Airlines expect to receive some form of government support but it's not yet clear what form it will take. Executives have warned the drop in demand is more severe than after 9/11.
"We are working night and day on support and ideas to keep as much pay as we possibly can flowing to you — even if [it] gets worse from here and demand temporarily plummets to zero," United Airlines CEO Oscar Munoz and President, Scott Kirby wrote to employees on Sunday night. Kirby is scheduled to take the reins in May.
United said it expected its March revenue to be $1.5 billion lower than a year earlier and said it will slash capacity by 50% in April and May, cuts it expects to extend to the lucrative summer travel season. The Chicago-based airline, which had about 96,000 employees as of the end of last year, is in talks with unions to figure out how to reduce payroll expenses.
"We took early, aggressive action because we have been determined to do everything possible to avoid painful steps that affect your paycheck," the United executives wrote. "But, based on the severity of the situation, that no longer appears realistic."
Stifel analyst Joseph DeNardi on Monday lowered his rating of United to hold, saying: "Given recent trends and chatter that some form of a domestic travel ban is likely, our estimates now assume United stops flying in 2Q20." He estimated revenue would decline 9% in the first quarter and 95% in the second quarter.
American Airlines over the weekend said it plans to slash its international flying by 75% to May 6 and that it will cut domestic capacity by 20% in April from a year earlier and by 30% in May. It will park most of its wide-body fleet.
On Monday, the union that represents American's some 15,000 pilots said it reached an agreement with management to offer aviators up to 12 months of unpaid leave. Pilots nearing the federally mandatory retirement age of 65 can choose not to fly and receive partial pay, the union said.
The cuts follow a grim announcement on Friday from Delta Air Lines CEO Ed Bastian, who told employees the company would cut capacity by 40% in the coming months — the largest cut in its history — freeze hiring, park 300 planes and defer new aircraft deliveries. It will also ask employees to take unpaid leave to help preserve cash.
"The speed of the demand fall-off is unlike anything we've seen — and we've seen a lot in our business. We are moving quickly to preserve cash and protect our company," Bastian wrote.
Both United and Delta executives have said they're in touch with officials in Washington about possible measures to help the industry through the turmoil.
"We are in discussions with the White House and Congress regarding the support they can provide to help us through this period. I'm optimistic we will receive their support," Bastian wrote. "That said, the form and value is unpredictable, and we can't put our company's future at risk waiting on aid from our government."
Southwest Airlines on Monday said it would cut capacity by 20% and that it would freeze hiring offer voluntary unpaid leave to all employees.
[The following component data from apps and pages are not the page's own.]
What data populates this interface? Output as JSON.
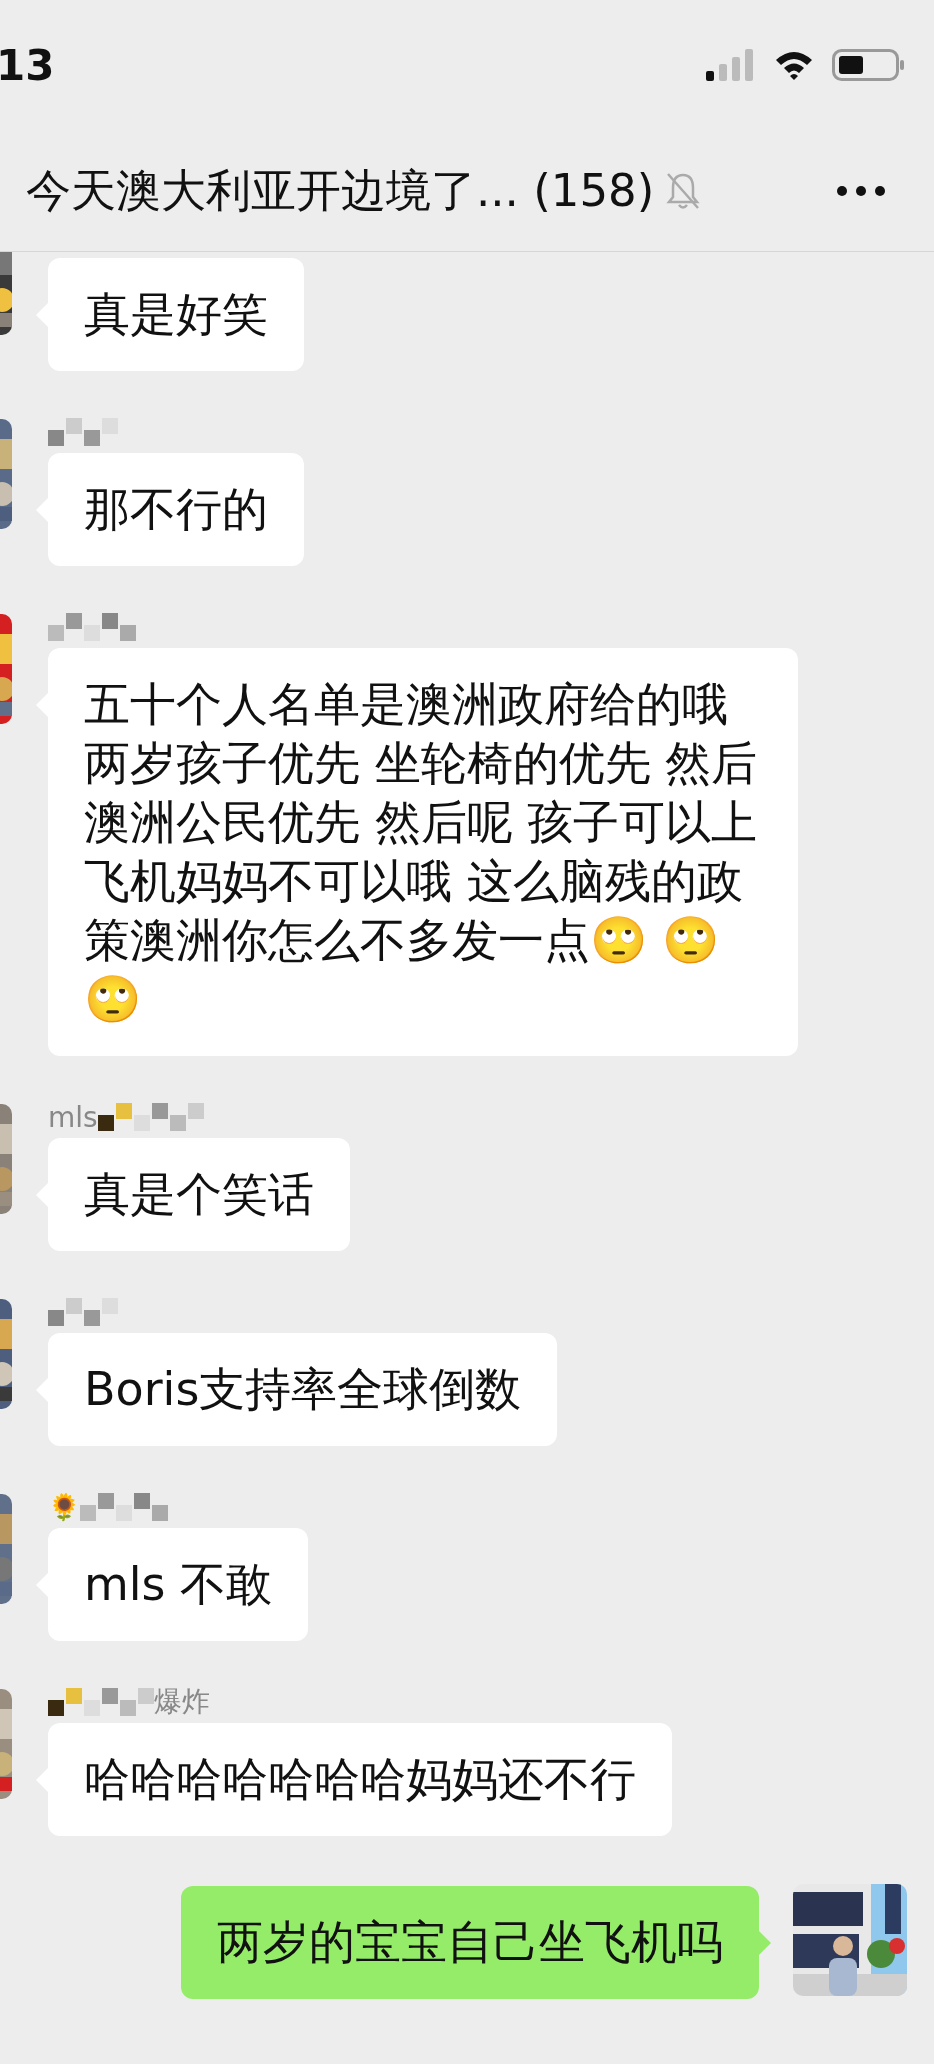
{
  "status_bar": {
    "time": "13"
  },
  "header": {
    "title": "今天澳大利亚开边境了... (158)",
    "muted": true
  },
  "messages": [
    {
      "kind": "received",
      "name_visible": false,
      "text": "真是好笑"
    },
    {
      "kind": "received",
      "name_visible": true,
      "text": "那不行的"
    },
    {
      "kind": "received",
      "name_visible": true,
      "text": "五十个人名单是澳洲政府给的哦两岁孩子优先 坐轮椅的优先 然后澳洲公民优先 然后呢 孩子可以上飞机妈妈不可以哦 这么脑残的政策澳洲你怎么不多发一点🙄 🙄 🙄"
    },
    {
      "kind": "received",
      "name_visible": true,
      "name_prefix": "mls",
      "text": "真是个笑话"
    },
    {
      "kind": "received",
      "name_visible": true,
      "text": "Boris支持率全球倒数"
    },
    {
      "kind": "received",
      "name_visible": true,
      "name_emoji": "🌻",
      "text": "mls 不敢"
    },
    {
      "kind": "received",
      "name_visible": true,
      "name_suffix": "爆炸",
      "text": "哈哈哈哈哈哈哈妈妈还不行"
    },
    {
      "kind": "sent",
      "text": "两岁的宝宝自己坐飞机吗"
    }
  ]
}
It also said it would evaluate deferring expenses. Southwest flies an all-Boeing 737 fleet, and aircraft deferrals could further hurt Boeing.
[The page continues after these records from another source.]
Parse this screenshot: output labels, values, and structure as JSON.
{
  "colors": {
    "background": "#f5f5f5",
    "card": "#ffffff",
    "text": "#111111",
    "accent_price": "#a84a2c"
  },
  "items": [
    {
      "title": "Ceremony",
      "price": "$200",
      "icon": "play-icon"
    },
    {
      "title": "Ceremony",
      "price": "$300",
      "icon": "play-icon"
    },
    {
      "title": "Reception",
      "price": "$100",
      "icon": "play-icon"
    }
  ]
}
In Europe, where countries are also taking extreme measures such as a shutdown of public activities, airlines acted to cut costs on Monday, a scramble executives cast as a bid for the airlines' survival.
British Airways and Iberia parent International Airlines Group said they will cut capacity by at least 75% from 2019 levels in April and May.
Austrian Airlines said Monday it will suspend its entire regular schedule by Wednesday because of entry bans and the spread of coronavirus. Scandinavian carrier SAS said it would stop most of its flying and temporarily lay off 90% of its staff, or about 10,000 employees.